(Provided material Opens)
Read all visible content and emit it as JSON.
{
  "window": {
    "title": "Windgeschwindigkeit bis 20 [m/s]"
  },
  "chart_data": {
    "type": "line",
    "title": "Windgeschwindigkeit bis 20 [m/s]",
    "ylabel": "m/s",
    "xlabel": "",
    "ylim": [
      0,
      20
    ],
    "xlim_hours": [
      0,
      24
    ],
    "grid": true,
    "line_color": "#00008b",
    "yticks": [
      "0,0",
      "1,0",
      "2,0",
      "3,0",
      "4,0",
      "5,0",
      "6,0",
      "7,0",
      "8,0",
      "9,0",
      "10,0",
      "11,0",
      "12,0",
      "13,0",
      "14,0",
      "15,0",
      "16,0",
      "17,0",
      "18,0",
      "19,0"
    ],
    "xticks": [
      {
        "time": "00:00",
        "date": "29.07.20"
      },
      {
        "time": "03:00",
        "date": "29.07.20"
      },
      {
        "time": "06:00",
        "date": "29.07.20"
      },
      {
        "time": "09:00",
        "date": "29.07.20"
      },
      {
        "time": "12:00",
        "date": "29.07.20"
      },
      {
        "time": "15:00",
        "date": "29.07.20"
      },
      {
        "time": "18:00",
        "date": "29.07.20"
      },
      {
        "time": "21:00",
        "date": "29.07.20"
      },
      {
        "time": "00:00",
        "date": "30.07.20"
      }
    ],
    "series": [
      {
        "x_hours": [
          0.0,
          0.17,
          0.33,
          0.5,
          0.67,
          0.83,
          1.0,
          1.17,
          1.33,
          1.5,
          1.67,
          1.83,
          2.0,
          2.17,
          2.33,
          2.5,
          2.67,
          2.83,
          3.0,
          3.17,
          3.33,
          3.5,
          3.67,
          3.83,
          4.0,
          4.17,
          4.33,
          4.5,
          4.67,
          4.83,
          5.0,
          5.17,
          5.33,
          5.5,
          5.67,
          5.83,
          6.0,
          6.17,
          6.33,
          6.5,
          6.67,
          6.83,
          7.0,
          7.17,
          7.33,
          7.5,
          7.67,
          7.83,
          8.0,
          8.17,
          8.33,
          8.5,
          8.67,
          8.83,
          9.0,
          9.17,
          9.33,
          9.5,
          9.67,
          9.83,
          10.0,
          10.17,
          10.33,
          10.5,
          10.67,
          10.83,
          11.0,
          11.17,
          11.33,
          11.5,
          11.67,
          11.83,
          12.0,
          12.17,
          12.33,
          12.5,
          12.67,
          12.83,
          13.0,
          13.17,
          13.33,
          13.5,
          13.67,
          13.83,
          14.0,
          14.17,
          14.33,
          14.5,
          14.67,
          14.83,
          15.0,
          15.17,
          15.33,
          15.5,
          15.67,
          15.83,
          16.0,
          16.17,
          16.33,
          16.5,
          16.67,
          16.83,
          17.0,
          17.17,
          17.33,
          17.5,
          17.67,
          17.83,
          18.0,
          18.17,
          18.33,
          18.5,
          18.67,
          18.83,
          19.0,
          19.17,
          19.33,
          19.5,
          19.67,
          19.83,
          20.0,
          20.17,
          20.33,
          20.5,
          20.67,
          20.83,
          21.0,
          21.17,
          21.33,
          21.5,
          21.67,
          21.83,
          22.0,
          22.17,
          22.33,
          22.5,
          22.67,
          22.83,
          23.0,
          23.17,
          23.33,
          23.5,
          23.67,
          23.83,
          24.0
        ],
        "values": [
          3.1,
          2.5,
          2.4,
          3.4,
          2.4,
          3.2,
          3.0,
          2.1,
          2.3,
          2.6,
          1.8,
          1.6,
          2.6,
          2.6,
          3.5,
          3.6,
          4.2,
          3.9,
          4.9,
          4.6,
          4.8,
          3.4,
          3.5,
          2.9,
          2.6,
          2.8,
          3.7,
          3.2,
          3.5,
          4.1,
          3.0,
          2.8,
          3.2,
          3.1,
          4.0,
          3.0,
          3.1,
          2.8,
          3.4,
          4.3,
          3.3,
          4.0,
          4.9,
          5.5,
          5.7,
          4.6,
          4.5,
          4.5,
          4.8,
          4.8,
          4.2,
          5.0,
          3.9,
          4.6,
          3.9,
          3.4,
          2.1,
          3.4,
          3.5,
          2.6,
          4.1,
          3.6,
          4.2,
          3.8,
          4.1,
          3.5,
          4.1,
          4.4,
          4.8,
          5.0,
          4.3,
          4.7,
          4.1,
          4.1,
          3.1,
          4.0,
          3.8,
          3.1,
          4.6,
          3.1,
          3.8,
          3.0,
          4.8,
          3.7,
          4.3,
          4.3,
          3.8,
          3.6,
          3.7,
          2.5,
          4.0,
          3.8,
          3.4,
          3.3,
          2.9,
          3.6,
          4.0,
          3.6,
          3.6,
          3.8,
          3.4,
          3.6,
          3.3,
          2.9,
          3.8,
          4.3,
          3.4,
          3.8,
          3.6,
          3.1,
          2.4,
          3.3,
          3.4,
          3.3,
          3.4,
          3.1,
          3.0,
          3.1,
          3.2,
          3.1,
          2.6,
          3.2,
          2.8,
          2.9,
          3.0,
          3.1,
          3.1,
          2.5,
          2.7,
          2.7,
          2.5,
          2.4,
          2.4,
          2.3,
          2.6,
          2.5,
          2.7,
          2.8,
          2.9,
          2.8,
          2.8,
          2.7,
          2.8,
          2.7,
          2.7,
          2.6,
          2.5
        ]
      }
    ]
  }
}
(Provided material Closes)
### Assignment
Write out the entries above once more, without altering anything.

### Exercise output
Read all visible content and emit it as JSON.
{
  "window": {
    "title": "Windgeschwindigkeit bis 20 [m/s]"
  },
  "chart_data": {
    "type": "line",
    "title": "Windgeschwindigkeit bis 20 [m/s]",
    "ylabel": "m/s",
    "xlabel": "",
    "ylim": [
      0,
      20
    ],
    "xlim_hours": [
      0,
      24
    ],
    "grid": true,
    "line_color": "#00008b",
    "yticks": [
      "0,0",
      "1,0",
      "2,0",
      "3,0",
      "4,0",
      "5,0",
      "6,0",
      "7,0",
      "8,0",
      "9,0",
      "10,0",
      "11,0",
      "12,0",
      "13,0",
      "14,0",
      "15,0",
      "16,0",
      "17,0",
      "18,0",
      "19,0"
    ],
    "xticks": [
      {
        "time": "00:00",
        "date": "29.07.20"
      },
      {
        "time": "03:00",
        "date": "29.07.20"
      },
      {
        "time": "06:00",
        "date": "29.07.20"
      },
      {
        "time": "09:00",
        "date": "29.07.20"
      },
      {
        "time": "12:00",
        "date": "29.07.20"
      },
      {
        "time": "15:00",
        "date": "29.07.20"
      },
      {
        "time": "18:00",
        "date": "29.07.20"
      },
      {
        "time": "21:00",
        "date": "29.07.20"
      },
      {
        "time": "00:00",
        "date": "30.07.20"
      }
    ],
    "series": [
      {
        "x_hours": [
          0.0,
          0.17,
          0.33,
          0.5,
          0.67,
          0.83,
          1.0,
          1.17,
          1.33,
          1.5,
          1.67,
          1.83,
          2.0,
          2.17,
          2.33,
          2.5,
          2.67,
          2.83,
          3.0,
          3.17,
          3.33,
          3.5,
          3.67,
          3.83,
          4.0,
          4.17,
          4.33,
          4.5,
          4.67,
          4.83,
          5.0,
          5.17,
          5.33,
          5.5,
          5.67,
          5.83,
          6.0,
          6.17,
          6.33,
          6.5,
          6.67,
          6.83,
          7.0,
          7.17,
          7.33,
          7.5,
          7.67,
          7.83,
          8.0,
          8.17,
          8.33,
          8.5,
          8.67,
          8.83,
          9.0,
          9.17,
          9.33,
          9.5,
          9.67,
          9.83,
          10.0,
          10.17,
          10.33,
          10.5,
          10.67,
          10.83,
          11.0,
          11.17,
          11.33,
          11.5,
          11.67,
          11.83,
          12.0,
          12.17,
          12.33,
          12.5,
          12.67,
          12.83,
          13.0,
          13.17,
          13.33,
          13.5,
          13.67,
          13.83,
          14.0,
          14.17,
          14.33,
          14.5,
          14.67,
          14.83,
          15.0,
          15.17,
          15.33,
          15.5,
          15.67,
          15.83,
          16.0,
          16.17,
          16.33,
          16.5,
          16.67,
          16.83,
          17.0,
          17.17,
          17.33,
          17.5,
          17.67,
          17.83,
          18.0,
          18.17,
          18.33,
          18.5,
          18.67,
          18.83,
          19.0,
          19.17,
          19.33,
          19.5,
          19.67,
          19.83,
          20.0,
          20.17,
          20.33,
          20.5,
          20.67,
          20.83,
          21.0,
          21.17,
          21.33,
          21.5,
          21.67,
          21.83,
          22.0,
          22.17,
          22.33,
          22.5,
          22.67,
          22.83,
          23.0,
          23.17,
          23.33,
          23.5,
          23.67,
          23.83,
          24.0
        ],
        "values": [
          3.1,
          2.5,
          2.4,
          3.4,
          2.4,
          3.2,
          3.0,
          2.1,
          2.3,
          2.6,
          1.8,
          1.6,
          2.6,
          2.6,
          3.5,
          3.6,
          4.2,
          3.9,
          4.9,
          4.6,
          4.8,
          3.4,
          3.5,
          2.9,
          2.6,
          2.8,
          3.7,
          3.2,
          3.5,
          4.1,
          3.0,
          2.8,
          3.2,
          3.1,
          4.0,
          3.0,
          3.1,
          2.8,
          3.4,
          4.3,
          3.3,
          4.0,
          4.9,
          5.5,
          5.7,
          4.6,
          4.5,
          4.5,
          4.8,
          4.8,
          4.2,
          5.0,
          3.9,
          4.6,
          3.9,
          3.4,
          2.1,
          3.4,
          3.5,
          2.6,
          4.1,
          3.6,
          4.2,
          3.8,
          4.1,
          3.5,
          4.1,
          4.4,
          4.8,
          5.0,
          4.3,
          4.7,
          4.1,
          4.1,
          3.1,
          4.0,
          3.8,
          3.1,
          4.6,
          3.1,
          3.8,
          3.0,
          4.8,
          3.7,
          4.3,
          4.3,
          3.8,
          3.6,
          3.7,
          2.5,
          4.0,
          3.8,
          3.4,
          3.3,
          2.9,
          3.6,
          4.0,
          3.6,
          3.6,
          3.8,
          3.4,
          3.6,
          3.3,
          2.9,
          3.8,
          4.3,
          3.4,
          3.8,
          3.6,
          3.1,
          2.4,
          3.3,
          3.4,
          3.3,
          3.4,
          3.1,
          3.0,
          3.1,
          3.2,
          3.1,
          2.6,
          3.2,
          2.8,
          2.9,
          3.0,
          3.1,
          3.1,
          2.5,
          2.7,
          2.7,
          2.5,
          2.4,
          2.4,
          2.3,
          2.6,
          2.5,
          2.7,
          2.8,
          2.9,
          2.8,
          2.8,
          2.7,
          2.8,
          2.7,
          2.7,
          2.6,
          2.5
        ]
      }
    ]
  }
}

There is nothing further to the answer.